_PROVIDED RECORDS_.
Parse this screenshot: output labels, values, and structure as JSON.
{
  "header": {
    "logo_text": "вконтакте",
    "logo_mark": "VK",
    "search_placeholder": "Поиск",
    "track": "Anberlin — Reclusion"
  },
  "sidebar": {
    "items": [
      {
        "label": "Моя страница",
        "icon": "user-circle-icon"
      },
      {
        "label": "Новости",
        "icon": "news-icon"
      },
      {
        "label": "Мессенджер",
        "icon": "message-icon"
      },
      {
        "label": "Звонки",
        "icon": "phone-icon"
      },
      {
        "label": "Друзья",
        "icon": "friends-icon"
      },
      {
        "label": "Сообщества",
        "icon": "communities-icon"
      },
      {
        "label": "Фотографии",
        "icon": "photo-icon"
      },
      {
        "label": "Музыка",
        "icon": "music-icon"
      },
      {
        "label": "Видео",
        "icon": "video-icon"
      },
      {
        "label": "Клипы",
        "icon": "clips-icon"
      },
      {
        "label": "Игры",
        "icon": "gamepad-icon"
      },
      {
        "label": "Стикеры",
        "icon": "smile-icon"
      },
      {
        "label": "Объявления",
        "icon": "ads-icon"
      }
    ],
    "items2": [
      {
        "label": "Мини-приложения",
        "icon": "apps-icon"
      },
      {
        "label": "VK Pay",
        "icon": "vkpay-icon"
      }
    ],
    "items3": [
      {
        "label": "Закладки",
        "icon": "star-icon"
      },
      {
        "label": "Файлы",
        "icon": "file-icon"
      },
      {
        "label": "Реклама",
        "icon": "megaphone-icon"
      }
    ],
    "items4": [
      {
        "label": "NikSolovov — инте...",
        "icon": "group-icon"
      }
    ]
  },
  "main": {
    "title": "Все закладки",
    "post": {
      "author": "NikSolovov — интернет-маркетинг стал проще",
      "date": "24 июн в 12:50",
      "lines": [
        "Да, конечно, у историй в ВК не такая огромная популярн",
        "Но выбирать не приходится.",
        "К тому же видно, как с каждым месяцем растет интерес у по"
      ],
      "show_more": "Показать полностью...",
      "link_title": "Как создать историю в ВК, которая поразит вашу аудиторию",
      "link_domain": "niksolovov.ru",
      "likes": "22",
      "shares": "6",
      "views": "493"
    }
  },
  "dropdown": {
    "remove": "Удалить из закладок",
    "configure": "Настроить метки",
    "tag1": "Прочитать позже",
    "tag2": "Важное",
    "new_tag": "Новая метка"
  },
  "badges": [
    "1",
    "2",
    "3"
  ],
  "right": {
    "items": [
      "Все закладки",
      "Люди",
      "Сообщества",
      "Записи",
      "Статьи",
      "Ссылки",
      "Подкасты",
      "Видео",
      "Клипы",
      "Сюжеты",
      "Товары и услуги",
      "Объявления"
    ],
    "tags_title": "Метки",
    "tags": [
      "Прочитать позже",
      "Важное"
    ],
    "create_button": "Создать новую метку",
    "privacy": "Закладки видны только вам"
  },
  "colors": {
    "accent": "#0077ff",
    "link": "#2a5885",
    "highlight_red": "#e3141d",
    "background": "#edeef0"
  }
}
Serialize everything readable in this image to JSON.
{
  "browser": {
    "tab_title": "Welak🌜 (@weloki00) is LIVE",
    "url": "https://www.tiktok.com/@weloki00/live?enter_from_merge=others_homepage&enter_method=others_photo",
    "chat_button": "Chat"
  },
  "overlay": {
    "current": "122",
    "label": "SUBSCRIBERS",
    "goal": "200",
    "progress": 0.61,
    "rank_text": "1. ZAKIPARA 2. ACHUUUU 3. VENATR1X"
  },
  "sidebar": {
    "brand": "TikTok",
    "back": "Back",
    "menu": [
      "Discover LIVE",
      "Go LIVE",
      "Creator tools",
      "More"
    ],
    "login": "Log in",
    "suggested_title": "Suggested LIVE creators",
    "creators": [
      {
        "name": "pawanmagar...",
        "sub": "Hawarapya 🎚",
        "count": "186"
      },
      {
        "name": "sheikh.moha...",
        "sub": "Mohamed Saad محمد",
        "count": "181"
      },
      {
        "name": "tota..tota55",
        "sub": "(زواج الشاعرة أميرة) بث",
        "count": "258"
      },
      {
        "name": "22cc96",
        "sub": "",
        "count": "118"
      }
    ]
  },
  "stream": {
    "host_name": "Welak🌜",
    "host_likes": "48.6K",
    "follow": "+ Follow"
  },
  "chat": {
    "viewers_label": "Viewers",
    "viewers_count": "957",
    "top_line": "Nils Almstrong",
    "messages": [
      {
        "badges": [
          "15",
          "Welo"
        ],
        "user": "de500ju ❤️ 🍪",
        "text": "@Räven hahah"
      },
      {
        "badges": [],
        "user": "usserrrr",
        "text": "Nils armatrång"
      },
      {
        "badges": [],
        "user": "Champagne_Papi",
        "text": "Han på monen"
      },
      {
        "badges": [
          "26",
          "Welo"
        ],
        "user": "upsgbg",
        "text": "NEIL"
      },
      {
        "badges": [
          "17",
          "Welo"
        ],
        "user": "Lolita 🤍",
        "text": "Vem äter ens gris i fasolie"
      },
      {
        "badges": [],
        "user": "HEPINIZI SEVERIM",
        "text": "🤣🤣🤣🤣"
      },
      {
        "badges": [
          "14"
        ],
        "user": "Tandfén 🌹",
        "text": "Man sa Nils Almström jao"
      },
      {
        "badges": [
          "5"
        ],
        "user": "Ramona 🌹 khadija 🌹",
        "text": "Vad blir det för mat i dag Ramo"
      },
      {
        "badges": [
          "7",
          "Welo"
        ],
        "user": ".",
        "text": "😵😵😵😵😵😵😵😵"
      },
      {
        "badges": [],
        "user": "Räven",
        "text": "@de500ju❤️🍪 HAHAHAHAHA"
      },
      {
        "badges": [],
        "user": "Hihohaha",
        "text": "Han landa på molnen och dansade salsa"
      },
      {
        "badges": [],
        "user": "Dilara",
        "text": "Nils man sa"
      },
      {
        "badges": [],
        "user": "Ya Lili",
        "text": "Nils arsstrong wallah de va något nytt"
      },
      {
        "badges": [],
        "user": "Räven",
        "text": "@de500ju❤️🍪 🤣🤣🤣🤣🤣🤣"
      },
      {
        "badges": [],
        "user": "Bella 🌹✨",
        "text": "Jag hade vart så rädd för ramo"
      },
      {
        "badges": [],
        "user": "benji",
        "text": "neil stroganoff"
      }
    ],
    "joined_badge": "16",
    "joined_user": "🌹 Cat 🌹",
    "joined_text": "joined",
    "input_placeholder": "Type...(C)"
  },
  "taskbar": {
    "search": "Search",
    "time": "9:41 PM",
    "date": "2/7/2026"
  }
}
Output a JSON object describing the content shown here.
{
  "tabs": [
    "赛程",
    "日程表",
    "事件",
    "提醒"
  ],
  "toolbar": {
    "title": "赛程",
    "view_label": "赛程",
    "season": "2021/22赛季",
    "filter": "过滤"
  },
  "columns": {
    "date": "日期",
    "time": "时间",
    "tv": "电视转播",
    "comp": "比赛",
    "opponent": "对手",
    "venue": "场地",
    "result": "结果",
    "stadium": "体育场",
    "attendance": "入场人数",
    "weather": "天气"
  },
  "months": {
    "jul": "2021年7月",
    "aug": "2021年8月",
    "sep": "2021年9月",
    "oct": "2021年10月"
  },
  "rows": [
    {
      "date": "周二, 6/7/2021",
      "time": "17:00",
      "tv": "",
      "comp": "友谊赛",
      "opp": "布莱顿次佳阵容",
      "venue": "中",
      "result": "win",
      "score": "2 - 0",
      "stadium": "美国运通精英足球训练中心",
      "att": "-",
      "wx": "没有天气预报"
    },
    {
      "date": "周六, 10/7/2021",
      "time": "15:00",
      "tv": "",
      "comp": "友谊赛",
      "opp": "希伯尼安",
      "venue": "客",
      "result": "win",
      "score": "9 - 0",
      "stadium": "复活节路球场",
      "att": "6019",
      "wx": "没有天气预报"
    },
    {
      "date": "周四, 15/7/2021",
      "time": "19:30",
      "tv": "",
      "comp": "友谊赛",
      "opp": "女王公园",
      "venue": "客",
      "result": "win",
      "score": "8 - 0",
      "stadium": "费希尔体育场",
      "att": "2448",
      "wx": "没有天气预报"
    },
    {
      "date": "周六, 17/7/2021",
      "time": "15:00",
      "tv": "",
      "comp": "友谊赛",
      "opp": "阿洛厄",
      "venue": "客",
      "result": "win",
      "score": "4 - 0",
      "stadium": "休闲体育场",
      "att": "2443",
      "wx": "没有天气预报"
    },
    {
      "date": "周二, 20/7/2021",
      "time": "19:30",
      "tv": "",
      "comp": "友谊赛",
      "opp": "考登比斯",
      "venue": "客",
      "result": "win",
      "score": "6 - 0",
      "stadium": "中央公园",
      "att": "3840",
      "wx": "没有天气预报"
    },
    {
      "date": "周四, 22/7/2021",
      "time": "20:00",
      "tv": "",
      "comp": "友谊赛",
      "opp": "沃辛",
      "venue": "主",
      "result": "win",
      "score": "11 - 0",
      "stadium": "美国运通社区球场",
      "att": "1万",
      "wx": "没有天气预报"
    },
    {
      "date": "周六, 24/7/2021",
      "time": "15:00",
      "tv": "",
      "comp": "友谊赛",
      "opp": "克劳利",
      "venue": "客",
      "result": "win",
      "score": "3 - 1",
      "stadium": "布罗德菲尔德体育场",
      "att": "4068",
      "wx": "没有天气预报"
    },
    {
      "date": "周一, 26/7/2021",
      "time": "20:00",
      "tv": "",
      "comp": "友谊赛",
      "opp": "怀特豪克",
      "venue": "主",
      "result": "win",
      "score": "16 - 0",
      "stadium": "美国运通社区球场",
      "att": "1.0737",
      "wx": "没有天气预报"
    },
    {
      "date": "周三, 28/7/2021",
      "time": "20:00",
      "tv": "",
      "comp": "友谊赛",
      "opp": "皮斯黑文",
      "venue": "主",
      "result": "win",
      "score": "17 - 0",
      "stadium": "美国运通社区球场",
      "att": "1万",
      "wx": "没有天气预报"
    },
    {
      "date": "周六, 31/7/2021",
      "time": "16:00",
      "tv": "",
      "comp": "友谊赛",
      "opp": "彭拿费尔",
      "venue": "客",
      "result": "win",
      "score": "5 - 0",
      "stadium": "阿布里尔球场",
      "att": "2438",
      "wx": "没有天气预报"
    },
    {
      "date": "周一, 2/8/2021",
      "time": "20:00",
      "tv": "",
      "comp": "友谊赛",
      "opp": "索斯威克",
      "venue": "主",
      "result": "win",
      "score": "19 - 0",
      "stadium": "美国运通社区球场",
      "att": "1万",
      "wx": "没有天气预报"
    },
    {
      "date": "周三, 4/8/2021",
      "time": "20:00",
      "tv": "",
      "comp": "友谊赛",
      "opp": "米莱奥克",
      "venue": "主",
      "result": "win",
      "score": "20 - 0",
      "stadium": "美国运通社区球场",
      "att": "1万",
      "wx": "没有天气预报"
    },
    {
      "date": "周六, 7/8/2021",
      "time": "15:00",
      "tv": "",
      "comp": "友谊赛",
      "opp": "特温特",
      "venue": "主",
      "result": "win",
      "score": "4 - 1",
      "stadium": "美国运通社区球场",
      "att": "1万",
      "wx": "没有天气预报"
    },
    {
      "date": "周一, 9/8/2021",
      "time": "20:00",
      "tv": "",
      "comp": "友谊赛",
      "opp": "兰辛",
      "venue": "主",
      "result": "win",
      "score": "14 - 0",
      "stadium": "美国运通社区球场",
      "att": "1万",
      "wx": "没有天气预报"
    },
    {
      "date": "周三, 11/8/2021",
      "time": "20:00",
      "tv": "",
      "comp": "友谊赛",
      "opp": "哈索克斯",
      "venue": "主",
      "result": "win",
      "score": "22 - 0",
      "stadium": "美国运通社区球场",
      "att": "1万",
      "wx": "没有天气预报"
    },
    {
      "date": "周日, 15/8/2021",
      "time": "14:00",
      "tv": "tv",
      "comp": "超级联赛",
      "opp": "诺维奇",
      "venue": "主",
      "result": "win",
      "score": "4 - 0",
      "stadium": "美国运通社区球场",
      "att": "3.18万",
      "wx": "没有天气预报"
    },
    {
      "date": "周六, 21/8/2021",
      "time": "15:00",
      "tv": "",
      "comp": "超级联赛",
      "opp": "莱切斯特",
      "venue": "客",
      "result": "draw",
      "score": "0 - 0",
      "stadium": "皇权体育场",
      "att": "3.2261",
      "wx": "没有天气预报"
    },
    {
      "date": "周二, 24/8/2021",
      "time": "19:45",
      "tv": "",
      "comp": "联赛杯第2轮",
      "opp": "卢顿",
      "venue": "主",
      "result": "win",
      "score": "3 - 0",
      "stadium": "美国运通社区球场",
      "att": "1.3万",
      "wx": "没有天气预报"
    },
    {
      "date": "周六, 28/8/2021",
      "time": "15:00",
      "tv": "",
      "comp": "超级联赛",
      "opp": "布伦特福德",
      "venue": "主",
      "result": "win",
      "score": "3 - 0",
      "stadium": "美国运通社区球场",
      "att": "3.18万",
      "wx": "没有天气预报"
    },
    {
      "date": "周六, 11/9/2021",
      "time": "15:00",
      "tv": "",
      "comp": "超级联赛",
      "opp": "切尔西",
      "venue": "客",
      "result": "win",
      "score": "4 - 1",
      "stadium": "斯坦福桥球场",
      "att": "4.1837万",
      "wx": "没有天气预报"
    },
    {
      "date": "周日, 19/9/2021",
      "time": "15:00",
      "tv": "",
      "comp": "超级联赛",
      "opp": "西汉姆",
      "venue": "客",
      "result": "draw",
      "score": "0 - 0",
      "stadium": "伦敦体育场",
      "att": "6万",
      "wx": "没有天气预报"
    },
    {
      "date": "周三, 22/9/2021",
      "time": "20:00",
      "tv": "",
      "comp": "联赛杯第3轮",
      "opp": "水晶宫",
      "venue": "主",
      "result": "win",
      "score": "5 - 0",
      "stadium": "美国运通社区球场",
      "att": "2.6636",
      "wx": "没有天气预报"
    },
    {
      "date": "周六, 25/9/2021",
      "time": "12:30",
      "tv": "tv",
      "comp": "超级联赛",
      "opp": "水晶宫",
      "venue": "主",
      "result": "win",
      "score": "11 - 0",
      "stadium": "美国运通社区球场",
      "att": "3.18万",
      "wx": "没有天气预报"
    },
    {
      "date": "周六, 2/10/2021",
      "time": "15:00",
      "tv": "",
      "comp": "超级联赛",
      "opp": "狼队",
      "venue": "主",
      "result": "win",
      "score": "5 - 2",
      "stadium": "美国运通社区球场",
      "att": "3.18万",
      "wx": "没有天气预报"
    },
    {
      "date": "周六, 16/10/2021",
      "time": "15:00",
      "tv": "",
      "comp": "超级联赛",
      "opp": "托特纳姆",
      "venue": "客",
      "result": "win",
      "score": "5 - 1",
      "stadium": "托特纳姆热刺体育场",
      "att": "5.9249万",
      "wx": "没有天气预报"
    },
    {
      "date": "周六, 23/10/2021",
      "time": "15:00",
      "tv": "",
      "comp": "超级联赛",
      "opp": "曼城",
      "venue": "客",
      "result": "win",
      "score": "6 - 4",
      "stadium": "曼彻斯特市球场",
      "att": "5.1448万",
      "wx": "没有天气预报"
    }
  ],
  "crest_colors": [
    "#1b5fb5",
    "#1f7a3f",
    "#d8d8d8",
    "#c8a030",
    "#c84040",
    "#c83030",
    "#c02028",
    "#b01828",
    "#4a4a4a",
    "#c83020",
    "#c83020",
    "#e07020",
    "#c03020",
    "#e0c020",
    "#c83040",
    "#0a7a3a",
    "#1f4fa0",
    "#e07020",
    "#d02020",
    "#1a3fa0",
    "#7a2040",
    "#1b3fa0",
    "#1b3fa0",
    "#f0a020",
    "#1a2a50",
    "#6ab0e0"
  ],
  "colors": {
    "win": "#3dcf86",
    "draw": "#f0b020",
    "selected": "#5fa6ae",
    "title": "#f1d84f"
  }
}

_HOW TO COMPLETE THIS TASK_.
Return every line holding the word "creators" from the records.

_PROBLEM SOLUTION_.
    "suggested_title": "Suggested LIVE creators",
    "creators": [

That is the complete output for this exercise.